(Also known as: Up!  No!  Down!  NO! More down!  Not so much down!  Down with bend!  That’s limited bend!  Where is your outside rein?  Yes, that’s it!  More lateral conversion of the innate energy to facilitate upward guidance and trajectory of the willing spirit of the horse within your horse!  Ah. . .now you see what I’m talking about?  That is SOooooo much better now!  Look at that horse!  Can you feeeellllll  the difference in that horse????)

(Who currently still looks like ****.)

Sad, but true.

So yesterday, done schooling the young Dutch horse in the outdoor,  (it is finally almost spring here and beautiful) I took the young gal (who rides with someone else but watches us a lot) out for a trail ride–her first on a new horse.  She wants to be a jumper.  We talked about schooling ditches and I told her of the grand bank in the jumper arena at Pebble Beach with no end of options for S-M-L efforts at banks and ditches.  Some VERY large.  (I fear I am getting old and sentimental)
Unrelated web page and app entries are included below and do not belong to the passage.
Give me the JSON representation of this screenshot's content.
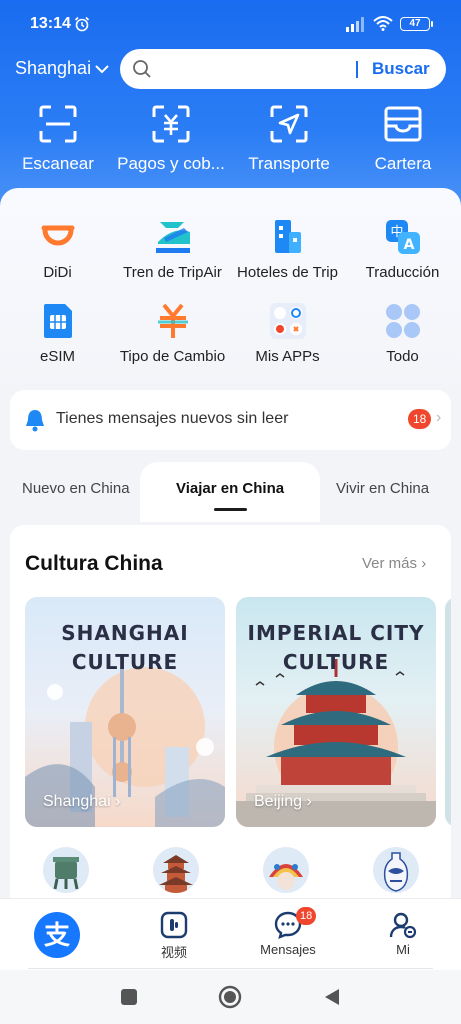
{
  "status_bar": {
    "time": "13:14",
    "battery": "47"
  },
  "header": {
    "city": "Shanghai",
    "search_placeholder": "",
    "search_button": "Buscar",
    "quick_actions": [
      {
        "label": "Escanear",
        "icon": "scan-icon"
      },
      {
        "label": "Pagos y cob...",
        "icon": "payment-icon"
      },
      {
        "label": "Transporte",
        "icon": "transport-icon"
      },
      {
        "label": "Cartera",
        "icon": "wallet-icon"
      }
    ]
  },
  "services": [
    {
      "label": "DiDi",
      "icon": "didi-icon"
    },
    {
      "label": "Tren de TripAir",
      "icon": "train-icon"
    },
    {
      "label": "Hoteles de Trip",
      "icon": "hotel-icon"
    },
    {
      "label": "Traducción",
      "icon": "translate-icon"
    },
    {
      "label": "eSIM",
      "icon": "esim-icon"
    },
    {
      "label": "Tipo de Cambio",
      "icon": "exchange-icon"
    },
    {
      "label": "Mis APPs",
      "icon": "my-apps-icon"
    },
    {
      "label": "Todo",
      "icon": "all-icon"
    }
  ],
  "notice": {
    "text": "Tienes mensajes nuevos sin leer",
    "count": "18"
  },
  "tabs": [
    "Nuevo en China",
    "Viajar en China",
    "Vivir en China"
  ],
  "culture": {
    "title": "Cultura China",
    "more": "Ver más",
    "cards": [
      {
        "title_line1": "SHANGHAI",
        "title_line2": "CULTURE",
        "label": "Shanghai ›"
      },
      {
        "title_line1": "IMPERIAL CITY",
        "title_line2": "CULTURE",
        "label": "Beijing ›"
      }
    ]
  },
  "bottom_nav": {
    "items": [
      {
        "label": "",
        "icon": "alipay-icon"
      },
      {
        "label": "视频",
        "icon": "video-icon"
      },
      {
        "label": "Mensajes",
        "icon": "messages-icon",
        "badge": "18"
      },
      {
        "label": "Mi",
        "icon": "profile-icon"
      }
    ]
  },
  "colors": {
    "primary": "#1a6cf0",
    "badge": "#f0462d",
    "didi": "#ff7a2f"
  }
}
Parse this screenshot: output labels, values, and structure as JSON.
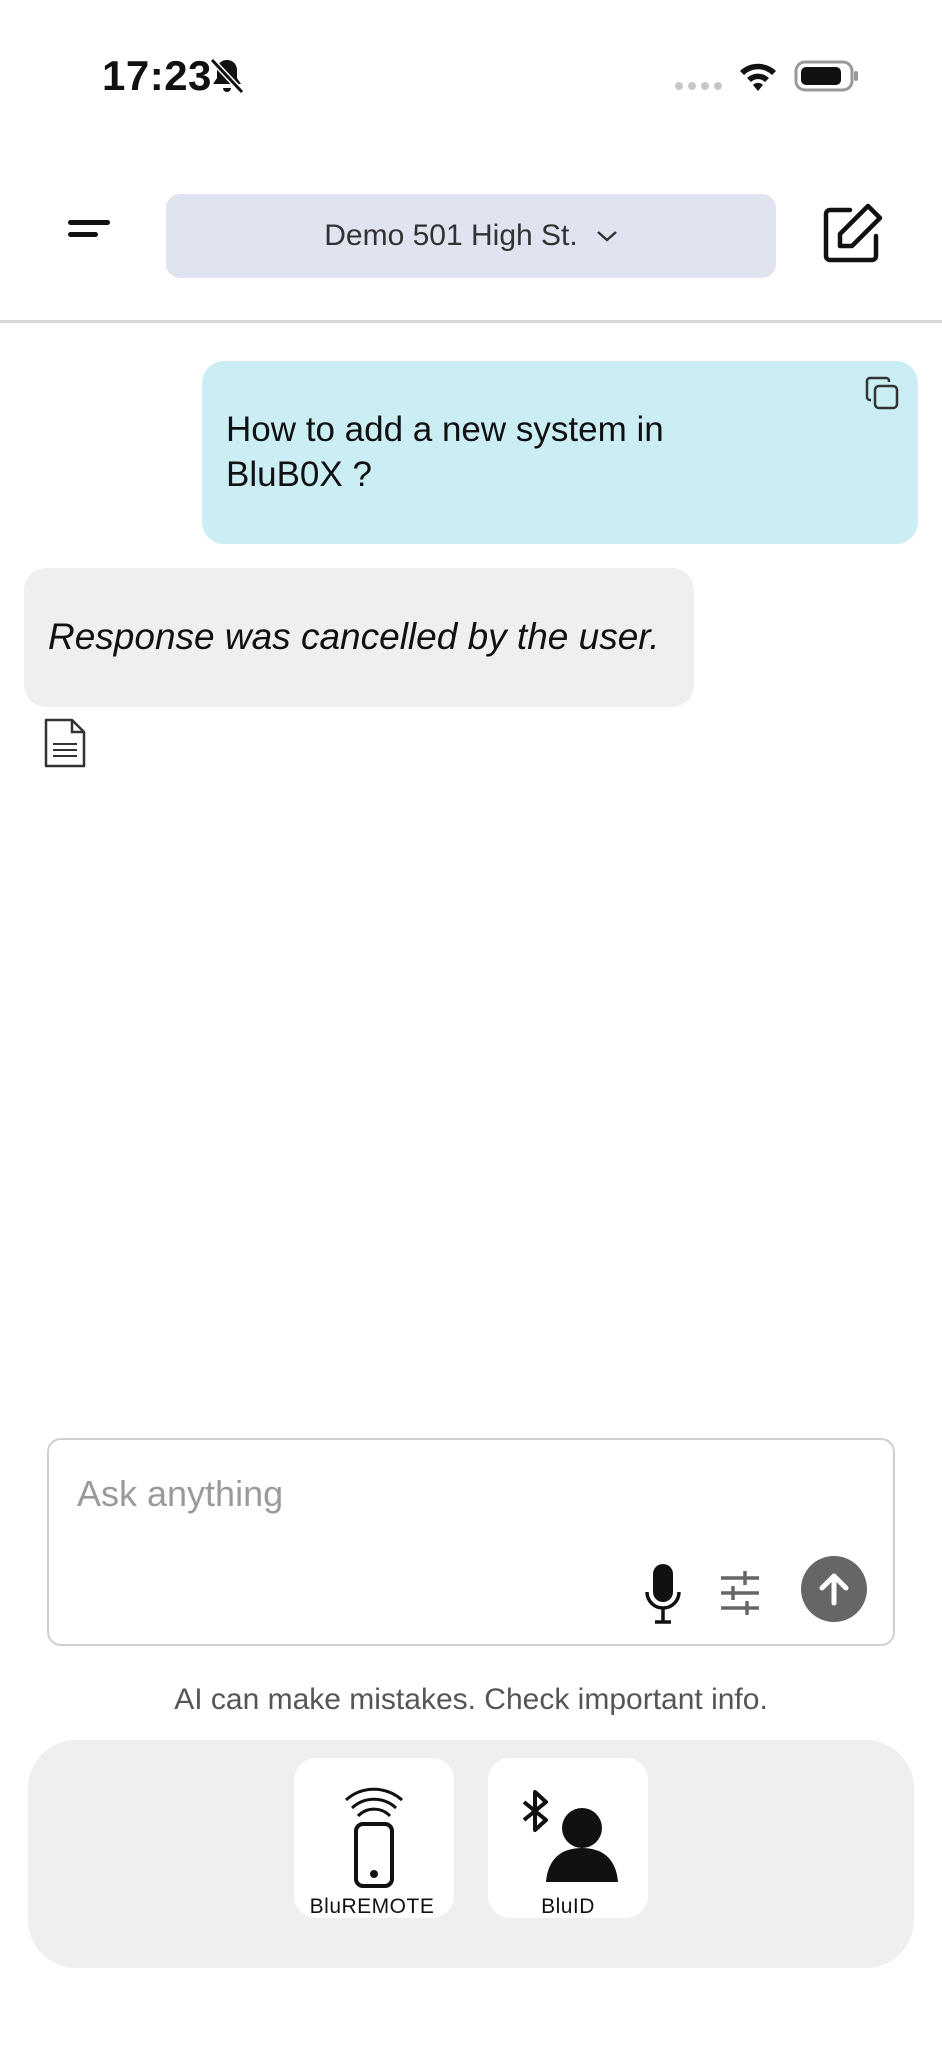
{
  "status_bar": {
    "time": "17:23",
    "bell_icon": "bell-slash-icon",
    "signal_icon": "cellular-signal-icon",
    "wifi_icon": "wifi-icon",
    "battery_icon": "battery-icon"
  },
  "header": {
    "menu_icon": "menu-icon",
    "site_selector": "Demo 501 High St.",
    "edit_icon": "compose-icon"
  },
  "chat": {
    "user_message": "How to add a new system in BluB0X ?",
    "ai_message": "Response was cancelled by the user.",
    "copy_icon": "copy-icon",
    "document_icon": "document-icon"
  },
  "composer": {
    "placeholder": "Ask anything",
    "value": "",
    "mic_icon": "microphone-icon",
    "settings_icon": "sliders-icon",
    "send_icon": "send-arrow-icon"
  },
  "disclaimer": "AI can make mistakes. Check important info.",
  "dock": {
    "items": [
      {
        "label": "BluREMOTE",
        "icon": "remote-phone-icon"
      },
      {
        "label": "BluID",
        "icon": "bluetooth-user-icon"
      }
    ]
  },
  "colors": {
    "user_bubble": "#cbeef5",
    "ai_bubble": "#efefef",
    "site_selector_bg": "#e0e3f0",
    "send_button": "#666666",
    "dock_bg": "#efefef"
  }
}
This is not the bank, but I was there that year–1979 and jumped the hay bales about every morning, solo.

Ah, here it is, the thing behind the banner and horse is a multi-level bank.  A beautiful schooling tool that struck terror in the visiting show jumpers unaccustomed to such things: it is not hard to jump on and off a bank–but it does take practice.

Classic07 019

So the young gal and I  came home from the woods, and while I was blanketing the horses, the Mexican stable guy sidled up to me and asked, “What are they doing in there?”

“A clinic?”

“Yes, what are they doing?”

“She’s here from out of town, teaching.”

“Why don’t you ride?”

“Well, it’s pretty expensive–and I’m not sure how much I need it right now.”

“How expensive?”

(I told him.)

His eyes widened: “One lesson. . ?  I feed my family for a week with this!”

I know.

On leaving, one of the clinic participants was in the parking lot, a local professional  She moaned to a friend:  That was SO wonderful, but it will be six months until she returns.   What will I do?  What will I DO???

You really want to know?  The same very exact thing she has been doing for the past six months–and the six before that and–and that and that.

Because one lesson every three months does not a rider make.  Nor a bad habit erase, nor a body memory instill.

How did we get to a place where a copy of The Principles cost half a grand, and to listen to advice from an individual  who may have read them, cost the other half?

(And re competence, I don’t doubt the clinician: the person proclaiming was probably proficient.  But had she been sent from heaven with a choir of angels (instead of a Comtek transmitter), it still would do very little to improve the riders.

Do you achieve concert piano quality from a single weekend with Franz Liszt?  Would twice a year do it?


  • Franz Liszt (Hungary, 1813-1886). One of the most famous piano players of all time! He had piano superpowers, and used to dazzle audiences with his extraordinary abilities.He was well-known (and mocked!) for acting dramatically while performing, contorting his face with passion and swaying his body. He was the first person to hold solo piano recitals, and the first to sit sideways to the audience so everyone could see his hands in action.

In closing, I DO think that most clinicians really do know what they are doing–surely some better than others, but as a group, capable of good advice and a fresh eye.  The PROBLEM is that without backup help MOST riders will be unable to repeat the “performance” of the clinic.   And, as I view training the horse and rider as a series of small skills that build on each other, the idea of the “weekend revelation” does not make sense to me.

In my next post I will pose something that does work, does not break the bank and I think will make people more ready for the breakthrough–should it happen.

But here is the point, the breakthrough may never happen.  And that won’t matter if you have a sound foundation and a skill set that is well-developed.  People here tend to talk like we are inventing something.  It exists!  Has for a long time.  That is a good thing.